We visited the Colliery area first, and were told how a boiler was used to produce steam, which powered an engine that was used to move miners between the surface and underground. Steam power had replaced horses for this job, and meant that it became a cheaper and more efficient process, because instead of using space and labour caring for the horses, you could now have a machine to do the work of 2, 3, or 4 horses. It showed how engineering can improve processes, and lives. On the other hand, we also talked to a man who used to work in mines, and had seen the mines gradually be shut. He said that it was his heritage being destroyed; this made us think of how progress can leave people behind, and gave us an insight into how the pace of change is ever increasing. How will engineering have changed the world when we are older?
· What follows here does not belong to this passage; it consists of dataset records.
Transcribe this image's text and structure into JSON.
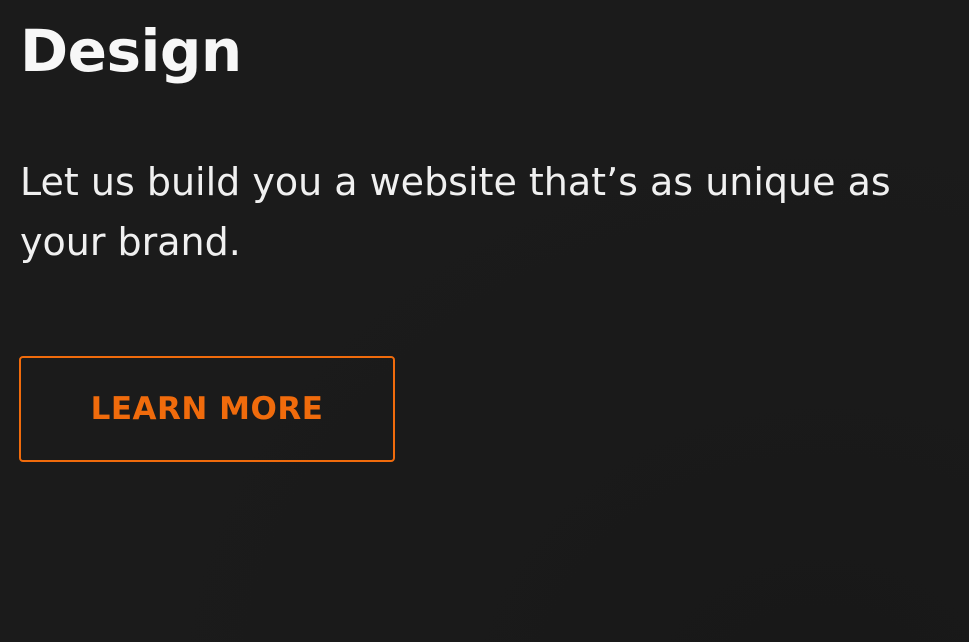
{
  "hero": {
    "title": "Design",
    "description_line1": "Let us build you a website that’s as unique as",
    "description_line2": "your brand.",
    "cta_label": "LEARN MORE"
  },
  "colors": {
    "background": "#1b1b1b",
    "heading": "#f7f7f7",
    "body_text": "#f0f0f0",
    "accent": "#f06b0c"
  }
}
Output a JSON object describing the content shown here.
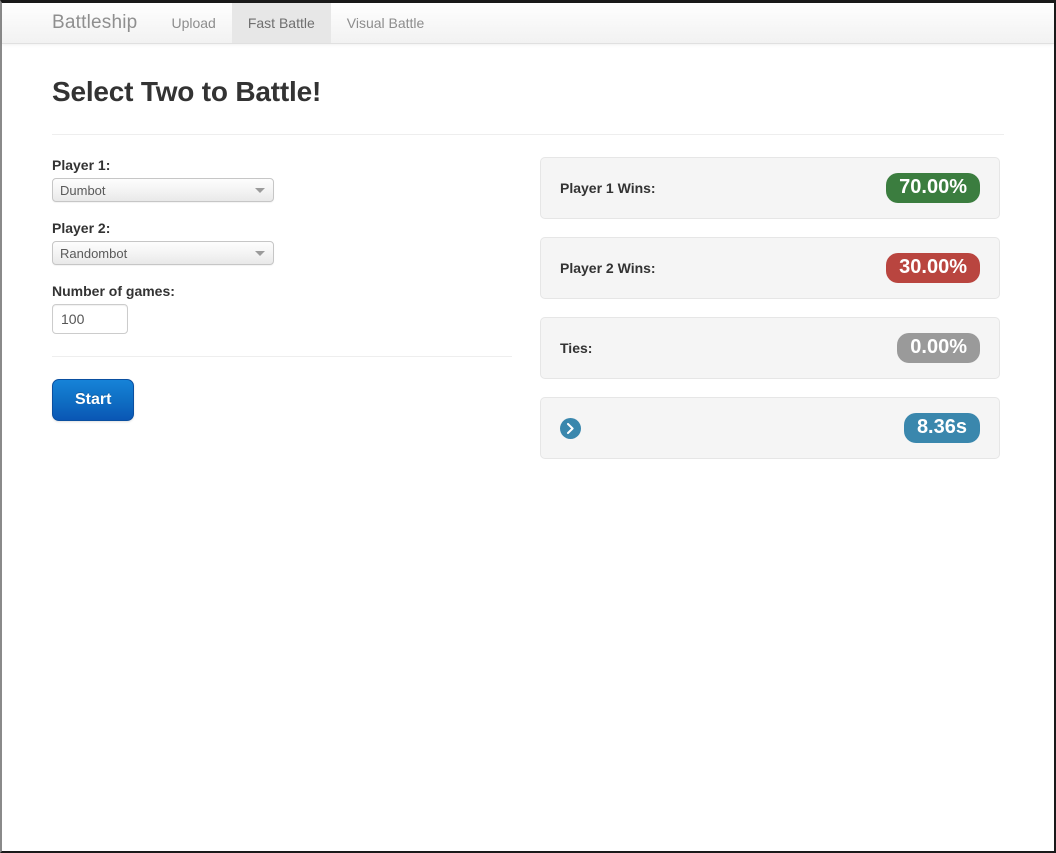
{
  "navbar": {
    "brand": "Battleship",
    "links": [
      {
        "label": "Upload",
        "active": false
      },
      {
        "label": "Fast Battle",
        "active": true
      },
      {
        "label": "Visual Battle",
        "active": false
      }
    ]
  },
  "page": {
    "title": "Select Two to Battle!"
  },
  "form": {
    "player1_label": "Player 1:",
    "player1_value": "Dumbot",
    "player2_label": "Player 2:",
    "player2_value": "Randombot",
    "games_label": "Number of games:",
    "games_value": "100",
    "games_placeholder": "100",
    "start_label": "Start"
  },
  "results": {
    "player1": {
      "label": "Player 1 Wins:",
      "value": "70.00%",
      "color": "#3b7d3f"
    },
    "player2": {
      "label": "Player 2 Wins:",
      "value": "30.00%",
      "color": "#b9453f"
    },
    "ties": {
      "label": "Ties:",
      "value": "0.00%",
      "color": "#9a9a9a"
    },
    "time": {
      "icon": "chevron-right-circle-icon",
      "value": "8.36s",
      "color": "#3a87ad"
    }
  }
}
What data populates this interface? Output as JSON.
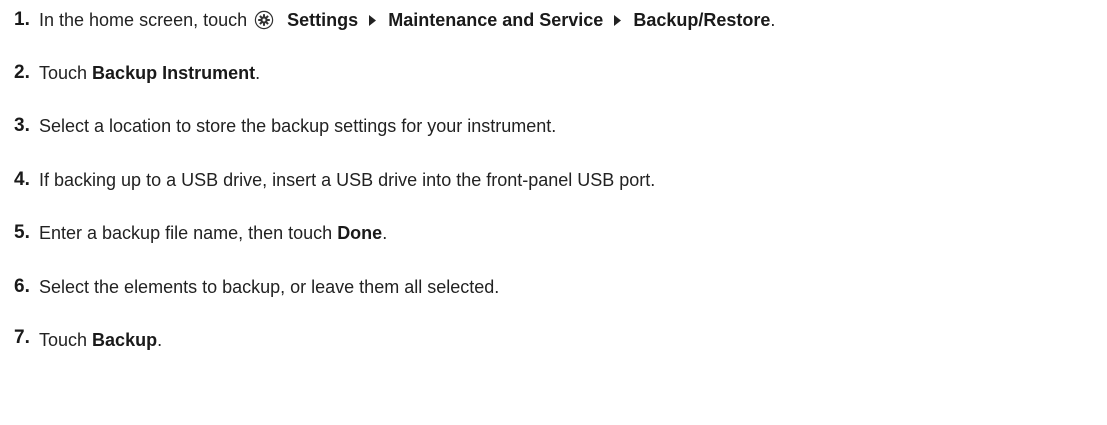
{
  "steps": [
    {
      "number": "1.",
      "intro": "In the home screen, touch",
      "path": [
        "Settings",
        "Maintenance and Service",
        "Backup/Restore"
      ],
      "end": "."
    },
    {
      "number": "2.",
      "before": "Touch ",
      "bold": "Backup Instrument",
      "after": "."
    },
    {
      "number": "3.",
      "text": "Select a location to store the backup settings for your instrument."
    },
    {
      "number": "4.",
      "text": "If backing up to a USB drive, insert a USB drive into the front-panel USB port."
    },
    {
      "number": "5.",
      "before": "Enter a backup file name, then touch ",
      "bold": "Done",
      "after": "."
    },
    {
      "number": "6.",
      "text": "Select the elements to backup, or leave them all selected."
    },
    {
      "number": "7.",
      "before": "Touch ",
      "bold": "Backup",
      "after": "."
    }
  ],
  "icons": {
    "settings": "gear-icon",
    "separator": "triangle-right-icon"
  }
}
After visiting the Colliery, we went to the regional resource centre, where Simon gave a presentation on the history of rail in the area. He also showed us how engineers improved the safety of mines by improving the design of lamps used by the miners; underground, a lot of methane would build up, and since the Lamps were originally open flames, the flammable gas would lead to explosions. To prevent this, engineer Sir Humphry Davy developed the Davy Lamp, which had a gauze shell, which would draw the heat away from the flame, meaning the flame could not propagate out of the lamp. It was interesting to see this application of theory into an object which could help people in their everyday lives.
July 14th, Day 2: Nissan.
We visited the Gateshead Skills Academy on Tuesday, to have a 3 day introduction to the F1 challenge, in which you design and make a small car and race it against other cars. We learnt how to use the design programme “Autodesk Inventor”, and made the wheels and body of a car. This programme could be used to produce something that could be cut out, or even 3D printed.
In the afternoon we split into teams and started to design our car models, which we would actually build and race. The programme was quite easy to get used to and it was interesting to think about how it could be used to design things we could print in our homes, with the prospect of households owning 3D printers becoming a reality.
July 15th, Day 3: Nissan.
Today we finished working on our designs for our cars, and began making them. The main bodies of the car was made out of wood, and was carved out by a machine which used the design from Autodesk Inventor. The wheels and additional nose cones or fins were to be made by a 3D printer.
In the afternoon we went on a tour of the Nissan factory, which is across the road from the Gateshead Skills Academy. The factory is huge, and it was surprising to think I hadn’t known it was there. It is the only manufacturer of Nissan cars in the UK, and employees about 7,000 people, and produced around 500,000 cars in 2014.
We went around the assembly line of Nissan and saw how they used machines to put together all the parts of the car. It was interesting to see how these machines were making all the processes easier and more efficient, and it called back to what we had learnt in Beamish about steam power replacing horses. The whole workshop was very busy, but there were surprisingly few women, which highlighted to us the need to encourage more women into engineering!
July 16th, Day 4: Nissan.
This was the final day in Nissan, and we finished cutting out and printing all the parts of our cars. Once they were all put together and decorated, we put them on the track. A CO2 canister was put in the back to fire them down the track. Below is a picture of our team’s design, and videos of the cars going down the track. It was great to see something we’d designed and built working!
July 17th, Day 5: Nepal Research.
On Friday we started our research into the recent Nepal Earthquake. Over the remaining two weeks we are going to be researching this area and eventually producing a presentation on the disaster, and on what engineers could do to prevent another incident like this happening in the future. We ended the day by presenting what we had learnt so far in our research to the rest of the group. Below is a link to the powerpoint my group produced.
All in all it was a very interesting week, which gave us a great introduction to the possibilities of engineering in the north east.